---- INPUT DATA

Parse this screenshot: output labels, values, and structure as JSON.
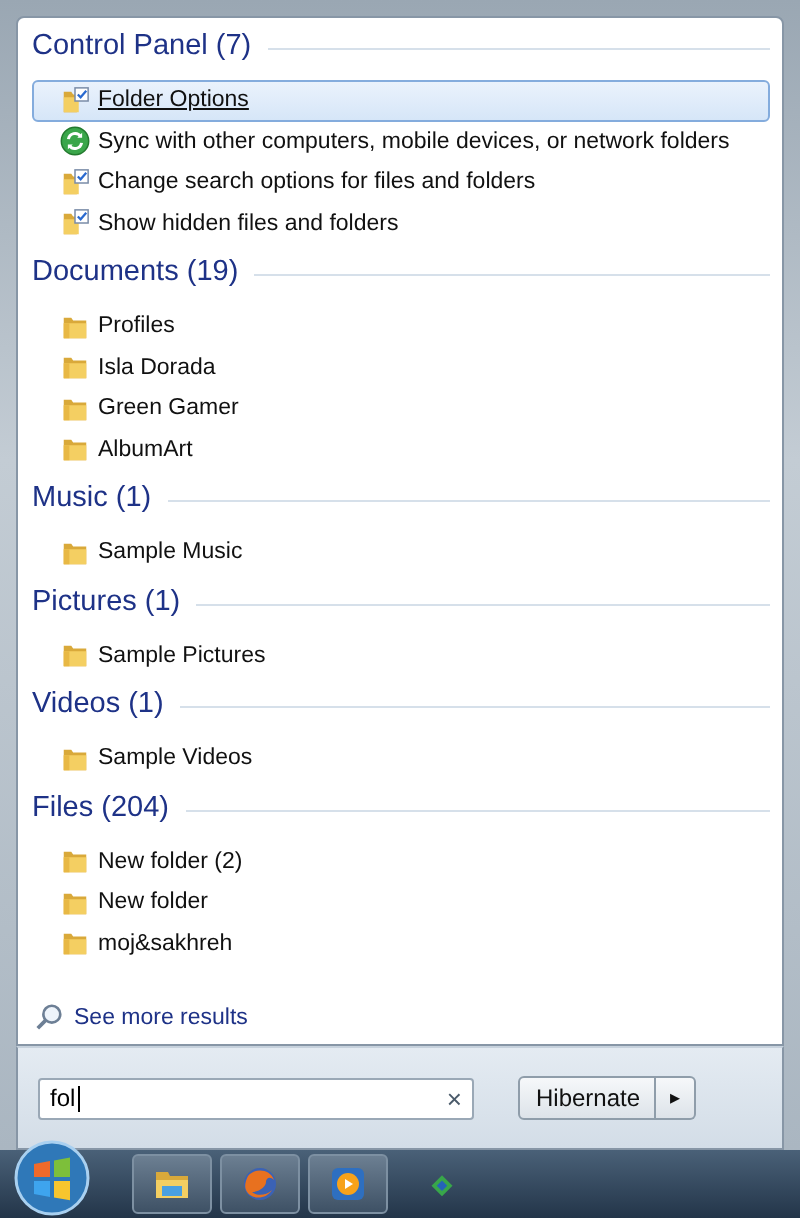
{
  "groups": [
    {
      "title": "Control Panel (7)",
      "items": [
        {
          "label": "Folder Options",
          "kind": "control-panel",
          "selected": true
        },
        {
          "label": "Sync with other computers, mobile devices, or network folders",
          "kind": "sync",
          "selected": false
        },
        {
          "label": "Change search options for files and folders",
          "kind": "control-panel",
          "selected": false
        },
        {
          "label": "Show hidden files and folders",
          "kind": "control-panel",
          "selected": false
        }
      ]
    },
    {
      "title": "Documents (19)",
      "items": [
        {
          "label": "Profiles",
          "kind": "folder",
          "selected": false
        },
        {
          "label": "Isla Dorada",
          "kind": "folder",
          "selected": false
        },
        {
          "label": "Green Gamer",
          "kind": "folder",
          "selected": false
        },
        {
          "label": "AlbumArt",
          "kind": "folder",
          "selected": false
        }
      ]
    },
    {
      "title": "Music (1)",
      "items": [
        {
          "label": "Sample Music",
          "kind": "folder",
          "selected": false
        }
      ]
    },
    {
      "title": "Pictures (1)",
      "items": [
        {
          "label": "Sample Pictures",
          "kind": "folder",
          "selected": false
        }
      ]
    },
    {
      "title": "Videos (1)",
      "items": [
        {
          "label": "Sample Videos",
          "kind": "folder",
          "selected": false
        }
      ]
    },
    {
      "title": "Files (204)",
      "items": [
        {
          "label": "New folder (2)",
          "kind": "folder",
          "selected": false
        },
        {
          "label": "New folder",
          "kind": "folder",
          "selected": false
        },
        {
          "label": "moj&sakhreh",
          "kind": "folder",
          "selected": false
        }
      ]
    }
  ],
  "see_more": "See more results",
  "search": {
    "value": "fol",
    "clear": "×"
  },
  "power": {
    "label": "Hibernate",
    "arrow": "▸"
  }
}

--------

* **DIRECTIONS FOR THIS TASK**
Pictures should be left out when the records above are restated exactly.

* **ANSWER SECTION**
Parse this screenshot: output labels, values, and structure as JSON.
{
  "groups": [
    {
      "title": "Control Panel (7)",
      "items": [
        {
          "label": "Folder Options",
          "kind": "control-panel",
          "selected": true
        },
        {
          "label": "Sync with other computers, mobile devices, or network folders",
          "kind": "sync",
          "selected": false
        },
        {
          "label": "Change search options for files and folders",
          "kind": "control-panel",
          "selected": false
        },
        {
          "label": "Show hidden files and folders",
          "kind": "control-panel",
          "selected": false
        }
      ]
    },
    {
      "title": "Documents (19)",
      "items": [
        {
          "label": "Profiles",
          "kind": "folder",
          "selected": false
        },
        {
          "label": "Isla Dorada",
          "kind": "folder",
          "selected": false
        },
        {
          "label": "Green Gamer",
          "kind": "folder",
          "selected": false
        },
        {
          "label": "AlbumArt",
          "kind": "folder",
          "selected": false
        }
      ]
    },
    {
      "title": "Music (1)",
      "items": [
        {
          "label": "Sample Music",
          "kind": "folder",
          "selected": false
        }
      ]
    },
    {
      "title": "Pictures (1)",
      "items": [
        {
          "label": "Sample Pictures",
          "kind": "folder",
          "selected": false
        }
      ]
    },
    {
      "title": "Videos (1)",
      "items": [
        {
          "label": "Sample Videos",
          "kind": "folder",
          "selected": false
        }
      ]
    },
    {
      "title": "Files (204)",
      "items": [
        {
          "label": "New folder (2)",
          "kind": "folder",
          "selected": false
        },
        {
          "label": "New folder",
          "kind": "folder",
          "selected": false
        },
        {
          "label": "moj&sakhreh",
          "kind": "folder",
          "selected": false
        }
      ]
    }
  ],
  "see_more": "See more results",
  "search": {
    "value": "fol",
    "clear": "×"
  },
  "power": {
    "label": "Hibernate",
    "arrow": "▸"
  }
}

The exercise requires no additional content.